__WORK REQUEST__
Looking at the listing, state how many of its lines contain the string "true". Write only the number.

__RECORDS FOR THIS EXERCISE__
[Start of section]

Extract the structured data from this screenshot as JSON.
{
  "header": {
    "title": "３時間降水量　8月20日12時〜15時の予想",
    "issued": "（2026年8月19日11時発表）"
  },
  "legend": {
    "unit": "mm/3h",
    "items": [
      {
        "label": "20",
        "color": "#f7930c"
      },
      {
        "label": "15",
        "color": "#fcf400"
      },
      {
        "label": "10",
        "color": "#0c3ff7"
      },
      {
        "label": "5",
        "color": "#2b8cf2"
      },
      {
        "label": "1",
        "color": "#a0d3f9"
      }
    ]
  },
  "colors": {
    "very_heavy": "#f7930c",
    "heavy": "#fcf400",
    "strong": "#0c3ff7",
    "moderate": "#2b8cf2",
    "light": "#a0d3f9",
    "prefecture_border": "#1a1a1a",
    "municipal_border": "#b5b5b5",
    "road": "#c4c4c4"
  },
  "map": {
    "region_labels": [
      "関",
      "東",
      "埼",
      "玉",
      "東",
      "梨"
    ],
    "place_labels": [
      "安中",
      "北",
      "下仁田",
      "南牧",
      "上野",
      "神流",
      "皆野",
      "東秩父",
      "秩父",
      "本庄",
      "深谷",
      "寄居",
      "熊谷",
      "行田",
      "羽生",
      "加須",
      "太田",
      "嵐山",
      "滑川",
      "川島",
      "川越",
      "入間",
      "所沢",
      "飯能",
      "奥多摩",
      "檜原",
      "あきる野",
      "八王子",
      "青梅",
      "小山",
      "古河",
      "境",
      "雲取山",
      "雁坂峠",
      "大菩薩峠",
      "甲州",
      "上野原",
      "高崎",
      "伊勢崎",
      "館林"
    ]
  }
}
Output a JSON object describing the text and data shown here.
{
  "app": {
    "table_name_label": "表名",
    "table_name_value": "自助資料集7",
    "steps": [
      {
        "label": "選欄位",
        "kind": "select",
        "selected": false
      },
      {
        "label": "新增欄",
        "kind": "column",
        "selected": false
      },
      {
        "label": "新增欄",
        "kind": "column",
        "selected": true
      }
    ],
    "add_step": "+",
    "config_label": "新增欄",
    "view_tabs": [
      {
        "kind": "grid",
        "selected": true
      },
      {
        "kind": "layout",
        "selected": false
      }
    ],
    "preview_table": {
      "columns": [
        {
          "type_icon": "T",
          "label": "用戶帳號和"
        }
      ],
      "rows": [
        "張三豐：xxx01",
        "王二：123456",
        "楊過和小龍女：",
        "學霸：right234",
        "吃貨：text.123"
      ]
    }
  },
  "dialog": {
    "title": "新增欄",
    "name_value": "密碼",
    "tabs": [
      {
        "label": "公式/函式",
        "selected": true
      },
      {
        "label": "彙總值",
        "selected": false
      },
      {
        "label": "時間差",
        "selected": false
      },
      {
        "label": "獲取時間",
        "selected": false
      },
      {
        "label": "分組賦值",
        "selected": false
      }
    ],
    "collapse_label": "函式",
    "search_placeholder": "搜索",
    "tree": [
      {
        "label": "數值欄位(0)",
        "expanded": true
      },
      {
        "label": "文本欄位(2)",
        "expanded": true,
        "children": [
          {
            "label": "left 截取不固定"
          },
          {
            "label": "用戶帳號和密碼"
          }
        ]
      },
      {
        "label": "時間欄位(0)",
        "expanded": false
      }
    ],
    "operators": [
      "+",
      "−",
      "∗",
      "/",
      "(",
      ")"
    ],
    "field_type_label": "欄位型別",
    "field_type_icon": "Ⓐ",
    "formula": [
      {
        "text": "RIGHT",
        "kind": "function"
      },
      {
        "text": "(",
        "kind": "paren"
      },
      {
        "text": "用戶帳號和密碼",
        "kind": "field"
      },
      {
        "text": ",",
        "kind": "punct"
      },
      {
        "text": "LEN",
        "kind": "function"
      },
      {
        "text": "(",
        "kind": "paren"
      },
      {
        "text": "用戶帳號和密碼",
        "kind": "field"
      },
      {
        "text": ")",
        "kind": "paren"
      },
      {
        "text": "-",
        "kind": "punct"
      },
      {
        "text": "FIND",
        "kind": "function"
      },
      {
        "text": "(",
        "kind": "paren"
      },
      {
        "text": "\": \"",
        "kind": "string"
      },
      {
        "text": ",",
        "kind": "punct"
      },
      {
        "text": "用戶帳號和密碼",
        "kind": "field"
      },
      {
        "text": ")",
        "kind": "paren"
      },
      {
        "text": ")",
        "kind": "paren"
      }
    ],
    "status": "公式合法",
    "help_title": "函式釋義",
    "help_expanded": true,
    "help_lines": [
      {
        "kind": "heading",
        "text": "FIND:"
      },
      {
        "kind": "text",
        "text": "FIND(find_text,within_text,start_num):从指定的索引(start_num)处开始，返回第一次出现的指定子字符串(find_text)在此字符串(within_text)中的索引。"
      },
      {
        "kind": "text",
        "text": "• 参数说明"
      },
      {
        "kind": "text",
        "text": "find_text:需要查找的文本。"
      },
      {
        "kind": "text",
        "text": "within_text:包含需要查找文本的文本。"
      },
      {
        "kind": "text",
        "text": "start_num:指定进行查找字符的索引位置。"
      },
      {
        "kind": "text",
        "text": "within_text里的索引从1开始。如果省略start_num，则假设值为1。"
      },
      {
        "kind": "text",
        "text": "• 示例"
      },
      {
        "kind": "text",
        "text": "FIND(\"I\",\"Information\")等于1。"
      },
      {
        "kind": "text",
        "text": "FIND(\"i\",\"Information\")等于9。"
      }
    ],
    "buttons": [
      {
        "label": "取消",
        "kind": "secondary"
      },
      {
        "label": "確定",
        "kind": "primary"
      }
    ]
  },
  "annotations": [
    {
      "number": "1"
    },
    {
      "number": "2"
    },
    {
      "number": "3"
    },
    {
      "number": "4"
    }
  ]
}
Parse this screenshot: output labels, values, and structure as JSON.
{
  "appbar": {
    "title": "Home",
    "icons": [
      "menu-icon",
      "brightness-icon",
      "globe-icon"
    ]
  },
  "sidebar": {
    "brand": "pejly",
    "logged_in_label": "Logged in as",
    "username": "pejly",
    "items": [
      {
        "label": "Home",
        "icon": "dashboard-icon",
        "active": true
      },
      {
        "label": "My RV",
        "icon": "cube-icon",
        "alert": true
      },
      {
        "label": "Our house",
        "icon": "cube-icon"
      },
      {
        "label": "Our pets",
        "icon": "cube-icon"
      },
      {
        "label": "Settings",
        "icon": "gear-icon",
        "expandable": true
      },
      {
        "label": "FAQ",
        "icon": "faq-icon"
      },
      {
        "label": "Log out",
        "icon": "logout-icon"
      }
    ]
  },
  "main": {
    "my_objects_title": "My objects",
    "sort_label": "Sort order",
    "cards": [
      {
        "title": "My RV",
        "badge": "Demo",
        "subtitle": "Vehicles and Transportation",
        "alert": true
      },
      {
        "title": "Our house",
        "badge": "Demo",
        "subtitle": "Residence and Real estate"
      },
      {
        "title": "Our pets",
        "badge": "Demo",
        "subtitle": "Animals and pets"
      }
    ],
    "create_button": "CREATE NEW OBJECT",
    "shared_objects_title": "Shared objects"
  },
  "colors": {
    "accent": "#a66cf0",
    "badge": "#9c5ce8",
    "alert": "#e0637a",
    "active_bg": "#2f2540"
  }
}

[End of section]

__RESULT FOR THIS EXERCISE__
10